> WHAT THE TASK ASKS
Read each of the lines below and tally those with "false"; the tally is the whole answer.

> PROVIDED DATA
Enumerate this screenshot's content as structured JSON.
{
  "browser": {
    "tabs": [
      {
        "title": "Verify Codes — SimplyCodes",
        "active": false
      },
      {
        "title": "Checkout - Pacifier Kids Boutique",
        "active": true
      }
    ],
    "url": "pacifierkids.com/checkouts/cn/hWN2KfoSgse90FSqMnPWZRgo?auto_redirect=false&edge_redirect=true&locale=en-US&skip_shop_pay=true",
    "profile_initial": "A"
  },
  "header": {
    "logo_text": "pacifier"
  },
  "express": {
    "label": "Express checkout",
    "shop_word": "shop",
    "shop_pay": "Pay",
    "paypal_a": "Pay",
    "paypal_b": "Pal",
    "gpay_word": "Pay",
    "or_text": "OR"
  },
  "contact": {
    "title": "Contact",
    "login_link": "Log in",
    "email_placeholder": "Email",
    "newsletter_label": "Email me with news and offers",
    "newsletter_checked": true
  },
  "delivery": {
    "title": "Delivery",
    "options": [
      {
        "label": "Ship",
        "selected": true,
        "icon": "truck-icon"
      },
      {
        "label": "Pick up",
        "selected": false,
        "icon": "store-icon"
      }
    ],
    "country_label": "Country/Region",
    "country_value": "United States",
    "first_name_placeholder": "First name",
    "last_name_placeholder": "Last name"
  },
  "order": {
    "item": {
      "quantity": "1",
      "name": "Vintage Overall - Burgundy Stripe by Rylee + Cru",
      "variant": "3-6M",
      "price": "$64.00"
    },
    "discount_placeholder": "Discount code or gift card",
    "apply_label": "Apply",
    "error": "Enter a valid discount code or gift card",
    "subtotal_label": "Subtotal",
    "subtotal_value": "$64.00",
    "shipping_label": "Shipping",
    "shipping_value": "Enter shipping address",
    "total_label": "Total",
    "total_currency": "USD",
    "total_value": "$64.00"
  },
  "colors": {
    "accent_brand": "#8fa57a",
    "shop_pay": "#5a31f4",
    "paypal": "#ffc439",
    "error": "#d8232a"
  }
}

> SOLUTION TO THE EXERCISE
3